It was the worst kept secret in town: Jim Carty and the Ann Arbor News were investigating the academic practices and policies within the athletic department. What we didn’t know was when or if it would be released.
It’s out and it’ll be released in four pieces starting this morning. To get to this point the News spoke “to athletes and former athletic department employees as part of a seven-month investigation that included interviewing 87 people and reviewing more than 3,500 pages of internal documents”. Here’s the full story.
The News even produced a little video piece talking about today’s article. It’s pretty funny because they ran it as a Q&A but it is an Ann Arbor News guy “interviewing” another Ann Arbor News guy. It’s like me asking my wife this morning, ‘So what did we have for dinner last night?’. Mrs MVictors: ‘Umm, you were there, numbnuts.’
Early this morning a few Michigan bloggers were even notified by MLive that this went to the presses, welcoming the reaction from the nerdosphere. No major reaction from here yet other than, “Thanks for nothing Rodriguez!”. Here’s a summary of the findings presented in Part I:
– Michigan athletes described being steered to [Psychology professor John] Hagen’s courses by their athletic department academic counselors and, in some cases, earning three or four credits for meeting with Hagen for as little as 15 minutes every two weeks.
-Three former athletic department employees said Hagen’s independent study courses are sometimes used by academic support staff to boost the grade point averages of athletes in danger of becoming academically ineligible to compete in sports.
– Athletes have enrolled in independent studies with Hagen several weeks beyond the normal deadline to add classes, which is 21 days after a semester begins.
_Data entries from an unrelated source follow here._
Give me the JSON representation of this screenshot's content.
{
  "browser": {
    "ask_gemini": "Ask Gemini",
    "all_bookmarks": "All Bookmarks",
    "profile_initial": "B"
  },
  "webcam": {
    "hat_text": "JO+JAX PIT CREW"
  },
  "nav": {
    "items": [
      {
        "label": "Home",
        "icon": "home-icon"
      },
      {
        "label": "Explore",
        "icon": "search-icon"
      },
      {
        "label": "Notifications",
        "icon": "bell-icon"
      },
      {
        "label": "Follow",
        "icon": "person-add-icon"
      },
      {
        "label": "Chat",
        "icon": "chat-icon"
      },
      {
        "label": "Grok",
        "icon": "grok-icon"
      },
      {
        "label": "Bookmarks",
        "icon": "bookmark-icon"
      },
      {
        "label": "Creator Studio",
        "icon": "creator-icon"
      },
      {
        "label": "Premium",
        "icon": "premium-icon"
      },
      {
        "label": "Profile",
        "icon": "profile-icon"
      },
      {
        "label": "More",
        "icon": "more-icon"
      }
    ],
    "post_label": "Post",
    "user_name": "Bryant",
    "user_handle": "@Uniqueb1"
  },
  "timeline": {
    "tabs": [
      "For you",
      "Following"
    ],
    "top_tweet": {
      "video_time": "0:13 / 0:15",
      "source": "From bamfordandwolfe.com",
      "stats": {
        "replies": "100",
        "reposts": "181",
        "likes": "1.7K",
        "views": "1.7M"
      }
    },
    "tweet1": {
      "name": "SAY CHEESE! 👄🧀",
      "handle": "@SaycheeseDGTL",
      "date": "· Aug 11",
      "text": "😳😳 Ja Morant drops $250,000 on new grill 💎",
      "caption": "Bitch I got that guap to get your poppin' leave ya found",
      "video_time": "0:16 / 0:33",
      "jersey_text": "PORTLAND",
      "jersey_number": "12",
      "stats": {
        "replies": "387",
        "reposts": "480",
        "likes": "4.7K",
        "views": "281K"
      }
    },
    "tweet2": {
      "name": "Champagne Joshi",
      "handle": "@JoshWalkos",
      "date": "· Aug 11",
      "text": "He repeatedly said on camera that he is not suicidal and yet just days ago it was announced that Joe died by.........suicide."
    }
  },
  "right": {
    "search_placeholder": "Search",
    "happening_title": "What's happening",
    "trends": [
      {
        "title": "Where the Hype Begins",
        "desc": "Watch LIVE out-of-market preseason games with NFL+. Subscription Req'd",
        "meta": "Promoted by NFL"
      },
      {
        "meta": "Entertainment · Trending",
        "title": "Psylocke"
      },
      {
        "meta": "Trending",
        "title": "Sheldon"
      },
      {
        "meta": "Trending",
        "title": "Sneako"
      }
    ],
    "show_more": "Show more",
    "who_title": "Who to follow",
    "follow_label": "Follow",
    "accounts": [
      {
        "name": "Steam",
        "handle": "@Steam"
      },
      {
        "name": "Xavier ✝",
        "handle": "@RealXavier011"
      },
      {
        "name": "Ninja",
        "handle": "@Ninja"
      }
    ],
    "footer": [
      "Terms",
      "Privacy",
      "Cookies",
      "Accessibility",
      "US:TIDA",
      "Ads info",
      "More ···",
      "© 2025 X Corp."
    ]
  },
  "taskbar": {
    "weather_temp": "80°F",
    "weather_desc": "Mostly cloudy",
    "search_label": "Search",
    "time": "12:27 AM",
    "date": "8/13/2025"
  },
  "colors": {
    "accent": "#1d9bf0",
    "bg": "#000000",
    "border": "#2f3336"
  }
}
For example, in the winter 2005 semester that began Jan. 5 and ended April 19, two football players enrolled in independent studies with Hagen on March 18.
I’ve got to wade through the stuff the News published today. A couple notes:
– The school of LSA did run an investigation of its own into Hagen in December, the findings here in this report.
– To understand the trigger to the start the investigation, look no further than former QB and current Stanford head coach Jim Harbaugh. Read Ed Petykiewicz’s Editor’s Column this morning. While Harbaugh’s comments were the trigger, the University’s response (or lack thereof) really prompted the News to assemble a team to investigate:
It was a significant moment. For the first time in a very long time, one of the most cherished mantras of the athletic department was called into question – and it was done by one of their own, an iconic “Michigan man.”
Harbaugh’s comments opened the door to a possible discussion about whether Michigan is a place where academics come first, or something substantially less.
– In the middle of all this is Sue Shand, ex-wife of former WTKA morning host Dave Shand. She’s the co-director of the Academic Success Program in the athletic department:
An e-mail obtained through a public records request shows Shand, the program’s co-director, working with Hagen or his assistants to set up courses for athletes.
“I have two more students to register for Psych. 218.001 for Fall 07,” Shand e-mailed on Sept. 7, 2007.
Hagen’s reply was partially redacted by the university, but read in part, “I don’t have e-mails for them so have not sent them the appl. forms yet. They can complete them in class. JOHN”
That’s fine, but the News asked Shand’s co-director Shari Acho about these emails:
Asked why Shand would be setting up courses with Hagen for athletes, Acho shrugged.
“You know, I can’t explain it, because I haven’t seen the e-mails,” she said. “I will not do it. It’s standard practice for me. I will not e-mail professors for any of those things.”
Ouch! Burned by your co-director – going to be interesting day in the office on Monday. Acho to Shand: “Looks like someone’s got a case of the Mondays!”
More on this:
– Audio from WTKA Sunday morning
– A profile on Professor Hagen published in last year’s M Alumni magazine.